“There are a lot of problems with the water district as far as being able to fund it,” Lafond said. “It could be years more. It’s not realistic to hold up the purchase because of the water district.”
The Town Board meets again on Oct. 11. Friends of the IBA is asking its supporters, especially those who live in Fort Edward, Kingsbury and Argyle, to send the board letters supporting the sale. As of the September meeting, Suprenant and one of the four council members favored the sale, while three were opposed.

“We hope to convince one more board member,” Lafond said.
If the board withholds its approval, “I don’t know what we’ll do,” Pulver-Moulthrop said.
“It’s not my responsibility to put homes on my lots when that’s not what I want to do,” she added. “The land is beautiful. This is our family’s legacy to future generations.”

The conserved land would include a nature trail dedicated to her late husband, she said.
Lafond said the state would keep the land open by mowing one-third of it every year on a rotating basis. That would benefit the grassland birds as well as the small mammals that attract the owls and hawks.

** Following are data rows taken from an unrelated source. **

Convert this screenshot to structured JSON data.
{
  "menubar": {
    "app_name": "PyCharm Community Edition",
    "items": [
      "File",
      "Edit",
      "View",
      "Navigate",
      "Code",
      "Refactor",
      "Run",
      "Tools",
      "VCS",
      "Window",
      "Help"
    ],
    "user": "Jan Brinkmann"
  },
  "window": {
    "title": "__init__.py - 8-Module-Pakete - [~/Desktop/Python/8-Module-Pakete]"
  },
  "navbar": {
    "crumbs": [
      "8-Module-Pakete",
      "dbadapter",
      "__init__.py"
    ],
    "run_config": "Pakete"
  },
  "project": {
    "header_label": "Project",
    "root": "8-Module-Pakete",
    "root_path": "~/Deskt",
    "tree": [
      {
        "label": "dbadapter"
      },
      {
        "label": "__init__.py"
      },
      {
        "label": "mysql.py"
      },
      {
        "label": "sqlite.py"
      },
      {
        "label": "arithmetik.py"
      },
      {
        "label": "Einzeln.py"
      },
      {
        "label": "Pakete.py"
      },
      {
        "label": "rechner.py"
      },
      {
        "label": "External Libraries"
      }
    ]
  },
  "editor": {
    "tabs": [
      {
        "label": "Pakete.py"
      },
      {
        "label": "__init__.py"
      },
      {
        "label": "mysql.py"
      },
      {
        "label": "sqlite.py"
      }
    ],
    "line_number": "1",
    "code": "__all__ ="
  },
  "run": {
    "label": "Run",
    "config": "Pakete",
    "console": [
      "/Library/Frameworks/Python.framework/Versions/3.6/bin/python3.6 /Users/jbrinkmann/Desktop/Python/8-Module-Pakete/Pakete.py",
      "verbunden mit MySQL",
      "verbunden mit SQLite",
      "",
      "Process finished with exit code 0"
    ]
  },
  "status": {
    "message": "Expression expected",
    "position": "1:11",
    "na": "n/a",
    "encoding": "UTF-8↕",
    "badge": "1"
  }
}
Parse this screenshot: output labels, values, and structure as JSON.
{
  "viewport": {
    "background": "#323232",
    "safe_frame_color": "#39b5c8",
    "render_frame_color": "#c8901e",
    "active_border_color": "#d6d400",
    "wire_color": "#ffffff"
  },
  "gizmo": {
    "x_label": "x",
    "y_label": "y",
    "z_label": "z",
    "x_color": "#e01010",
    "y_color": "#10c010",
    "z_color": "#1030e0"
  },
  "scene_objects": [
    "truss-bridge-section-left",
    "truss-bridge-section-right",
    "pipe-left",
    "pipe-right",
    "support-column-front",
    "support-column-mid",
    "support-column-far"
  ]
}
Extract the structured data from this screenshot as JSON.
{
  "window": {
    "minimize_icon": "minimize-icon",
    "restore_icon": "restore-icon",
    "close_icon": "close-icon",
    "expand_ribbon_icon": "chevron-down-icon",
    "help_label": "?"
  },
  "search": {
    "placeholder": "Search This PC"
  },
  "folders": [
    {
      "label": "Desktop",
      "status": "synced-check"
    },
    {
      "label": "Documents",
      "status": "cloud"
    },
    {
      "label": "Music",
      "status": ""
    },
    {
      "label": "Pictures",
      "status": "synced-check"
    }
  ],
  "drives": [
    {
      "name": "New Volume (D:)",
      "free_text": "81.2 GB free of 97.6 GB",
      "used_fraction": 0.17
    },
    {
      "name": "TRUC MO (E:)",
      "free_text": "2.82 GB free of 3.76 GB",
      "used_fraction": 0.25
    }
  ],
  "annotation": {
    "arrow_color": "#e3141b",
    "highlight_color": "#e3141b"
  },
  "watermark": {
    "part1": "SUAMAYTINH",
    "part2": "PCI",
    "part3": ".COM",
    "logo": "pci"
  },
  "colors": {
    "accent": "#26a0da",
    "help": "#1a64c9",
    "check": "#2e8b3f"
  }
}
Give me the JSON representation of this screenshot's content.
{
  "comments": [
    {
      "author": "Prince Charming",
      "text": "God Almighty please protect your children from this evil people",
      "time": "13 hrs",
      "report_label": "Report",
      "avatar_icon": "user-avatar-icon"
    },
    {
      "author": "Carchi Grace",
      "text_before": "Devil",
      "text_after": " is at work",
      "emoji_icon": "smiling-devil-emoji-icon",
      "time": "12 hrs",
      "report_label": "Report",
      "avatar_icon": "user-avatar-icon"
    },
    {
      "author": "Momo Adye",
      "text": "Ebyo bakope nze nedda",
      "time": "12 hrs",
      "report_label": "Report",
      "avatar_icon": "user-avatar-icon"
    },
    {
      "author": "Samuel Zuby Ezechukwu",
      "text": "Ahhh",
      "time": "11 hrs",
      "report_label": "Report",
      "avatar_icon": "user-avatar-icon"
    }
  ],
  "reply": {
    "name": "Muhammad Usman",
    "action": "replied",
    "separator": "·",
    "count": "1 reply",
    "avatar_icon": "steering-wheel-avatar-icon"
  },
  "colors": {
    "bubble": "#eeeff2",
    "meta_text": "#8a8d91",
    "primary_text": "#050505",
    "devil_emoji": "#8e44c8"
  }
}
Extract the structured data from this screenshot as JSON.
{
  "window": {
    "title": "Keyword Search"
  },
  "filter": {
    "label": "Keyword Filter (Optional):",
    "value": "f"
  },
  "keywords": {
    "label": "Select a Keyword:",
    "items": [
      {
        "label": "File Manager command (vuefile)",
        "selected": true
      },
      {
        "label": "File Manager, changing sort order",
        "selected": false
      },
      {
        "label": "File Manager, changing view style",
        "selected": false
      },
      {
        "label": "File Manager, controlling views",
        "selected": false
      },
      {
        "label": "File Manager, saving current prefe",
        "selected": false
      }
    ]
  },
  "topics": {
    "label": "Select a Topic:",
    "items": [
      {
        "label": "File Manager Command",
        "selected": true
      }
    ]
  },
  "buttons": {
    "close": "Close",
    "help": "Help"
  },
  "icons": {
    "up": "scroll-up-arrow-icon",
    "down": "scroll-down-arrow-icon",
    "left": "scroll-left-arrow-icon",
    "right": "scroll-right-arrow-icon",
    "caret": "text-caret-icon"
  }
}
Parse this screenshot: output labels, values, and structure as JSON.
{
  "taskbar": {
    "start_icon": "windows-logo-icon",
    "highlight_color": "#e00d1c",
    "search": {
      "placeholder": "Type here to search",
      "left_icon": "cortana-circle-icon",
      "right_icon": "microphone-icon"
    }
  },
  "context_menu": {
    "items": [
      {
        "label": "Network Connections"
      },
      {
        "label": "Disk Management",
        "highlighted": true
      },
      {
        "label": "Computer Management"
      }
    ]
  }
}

“The area has always been a close farming community,” Pulver-Moulthrop said. “Most of the farmers would like to see it continue to be that way. I’m very hopeful the town will vote to accept the proposal and allow me to move forward.”